The graph below shows each of the 42 quarterbacks’ Relative ANY/A through their first 16 starts. The X-Axis represents the quarterback’s first year, and the Y-Axis shows their RANY/A value through 16 starts.
Now, let’s remove the 14 quarterbacks who had a RANY/A of at least +1.0 through their first sixteen starts. How did the other 28 quarterbacks fare in starts 17 through 32 in RANY/A? Eleven of them produced a RANY/A of at least +1.0 in their next sixteen starts: Bert Jones, Matt Schaub, Ken Anderson, Peyton Manning, Aaron Rodgers, Brad Johnson, Carson Palmer, Jim Everett, Steve Young, Dan Fouts, and Steve Grogan.
Only one non-active player threw for 4,000 yards in his final 16 games.
In 2000, a second-year Akili Smith was given the starting job and posted a miserable 52.8 passer rating. A year later, Jon Kitna took over for the Bengals, and his 61.1 rating was the worst among qualifying passers.
In 1993, Mark Rypien finished with the worst passer rating in the league two years after winning the Super Bowl. Washington drafted Heath Shuler the following year, and as a rookie, Shuler finished with the worst passer rating in the NFL.
The Seahawks almost pulled off this feat in the prior two years. In 1992, Stan Gelbaugh had the worst passer rating as part of the historically inept Seattle passing attack. In 1991, Jeff Kemp finished with the worst passer rating in the league. Kemp, the son of Jack , started the year with Seattle but finished it with Philadelphia.

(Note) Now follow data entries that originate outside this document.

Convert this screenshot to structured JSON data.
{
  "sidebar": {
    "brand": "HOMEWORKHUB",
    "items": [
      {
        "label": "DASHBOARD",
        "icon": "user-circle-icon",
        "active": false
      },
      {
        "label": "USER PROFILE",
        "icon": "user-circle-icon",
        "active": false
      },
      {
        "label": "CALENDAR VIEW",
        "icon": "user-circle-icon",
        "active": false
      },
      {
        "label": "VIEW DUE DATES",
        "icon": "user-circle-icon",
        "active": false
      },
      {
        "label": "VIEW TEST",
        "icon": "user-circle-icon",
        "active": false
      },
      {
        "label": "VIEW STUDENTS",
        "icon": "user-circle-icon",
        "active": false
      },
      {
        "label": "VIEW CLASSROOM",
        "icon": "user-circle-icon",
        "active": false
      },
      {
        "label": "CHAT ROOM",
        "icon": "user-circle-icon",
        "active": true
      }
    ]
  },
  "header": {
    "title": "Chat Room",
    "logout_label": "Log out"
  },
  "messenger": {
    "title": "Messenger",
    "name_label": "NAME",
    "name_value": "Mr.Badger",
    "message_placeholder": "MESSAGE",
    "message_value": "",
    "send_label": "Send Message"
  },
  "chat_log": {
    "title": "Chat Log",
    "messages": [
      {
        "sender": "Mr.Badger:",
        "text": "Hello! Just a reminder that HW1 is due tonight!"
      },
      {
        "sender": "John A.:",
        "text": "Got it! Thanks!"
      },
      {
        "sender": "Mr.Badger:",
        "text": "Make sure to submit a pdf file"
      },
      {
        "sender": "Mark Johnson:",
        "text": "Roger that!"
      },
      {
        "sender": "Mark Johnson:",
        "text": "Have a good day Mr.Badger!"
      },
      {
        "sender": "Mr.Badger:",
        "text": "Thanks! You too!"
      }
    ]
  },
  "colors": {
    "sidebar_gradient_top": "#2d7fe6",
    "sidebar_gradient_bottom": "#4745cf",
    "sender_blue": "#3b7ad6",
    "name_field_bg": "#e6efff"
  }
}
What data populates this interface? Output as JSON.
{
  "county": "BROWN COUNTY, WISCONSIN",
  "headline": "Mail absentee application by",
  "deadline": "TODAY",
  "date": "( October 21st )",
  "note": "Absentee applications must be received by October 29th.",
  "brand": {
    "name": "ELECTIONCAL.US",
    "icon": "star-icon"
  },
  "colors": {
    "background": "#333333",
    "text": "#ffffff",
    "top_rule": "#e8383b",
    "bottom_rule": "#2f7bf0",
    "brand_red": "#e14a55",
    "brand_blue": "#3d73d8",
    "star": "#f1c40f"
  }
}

He didn’t have enough attempts with the Seahawks to qualify, so I probably wouldn’t include the ’91-’92 Seahawks in this category, although that may be pickin’ nits.
The table below shows the quarterbacks to finish with the lowest passer rating in the NFL in each year since the merger. For each passer, I’ve included his age as of September 1st of that season, his traditional metrics, and his passer rating. [click to continue…]